### WHAT IS NEEDED
Could you please output all of the records exactly?

= = =

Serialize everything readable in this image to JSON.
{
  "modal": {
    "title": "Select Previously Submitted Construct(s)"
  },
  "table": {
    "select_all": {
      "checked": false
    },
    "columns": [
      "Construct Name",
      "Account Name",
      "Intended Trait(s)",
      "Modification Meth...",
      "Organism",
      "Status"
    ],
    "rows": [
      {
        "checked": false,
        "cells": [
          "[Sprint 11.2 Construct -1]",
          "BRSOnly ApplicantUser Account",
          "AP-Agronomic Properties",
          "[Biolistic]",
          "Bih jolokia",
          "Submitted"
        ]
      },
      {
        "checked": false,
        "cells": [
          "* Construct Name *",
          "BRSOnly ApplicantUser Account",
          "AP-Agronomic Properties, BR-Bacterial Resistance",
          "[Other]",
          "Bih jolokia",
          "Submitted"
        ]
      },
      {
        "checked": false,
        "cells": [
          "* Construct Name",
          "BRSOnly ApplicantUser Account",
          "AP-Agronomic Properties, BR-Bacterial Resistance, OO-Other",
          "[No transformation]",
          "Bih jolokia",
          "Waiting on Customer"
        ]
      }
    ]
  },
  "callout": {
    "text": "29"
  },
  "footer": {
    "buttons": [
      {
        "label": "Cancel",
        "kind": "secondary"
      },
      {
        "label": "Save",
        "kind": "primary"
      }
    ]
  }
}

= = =

### WRITTEN REPLY
Serialize everything readable in this image to JSON.
{
  "modal": {
    "title": "Select Previously Submitted Construct(s)"
  },
  "table": {
    "select_all": {
      "checked": false
    },
    "columns": [
      "Construct Name",
      "Account Name",
      "Intended Trait(s)",
      "Modification Meth...",
      "Organism",
      "Status"
    ],
    "rows": [
      {
        "checked": false,
        "cells": [
          "[Sprint 11.2 Construct -1]",
          "BRSOnly ApplicantUser Account",
          "AP-Agronomic Properties",
          "[Biolistic]",
          "Bih jolokia",
          "Submitted"
        ]
      },
      {
        "checked": false,
        "cells": [
          "* Construct Name *",
          "BRSOnly ApplicantUser Account",
          "AP-Agronomic Properties, BR-Bacterial Resistance",
          "[Other]",
          "Bih jolokia",
          "Submitted"
        ]
      },
      {
        "checked": false,
        "cells": [
          "* Construct Name",
          "BRSOnly ApplicantUser Account",
          "AP-Agronomic Properties, BR-Bacterial Resistance, OO-Other",
          "[No transformation]",
          "Bih jolokia",
          "Waiting on Customer"
        ]
      }
    ]
  },
  "callout": {
    "text": "29"
  },
  "footer": {
    "buttons": [
      {
        "label": "Cancel",
        "kind": "secondary"
      },
      {
        "label": "Save",
        "kind": "primary"
      }
    ]
  }
}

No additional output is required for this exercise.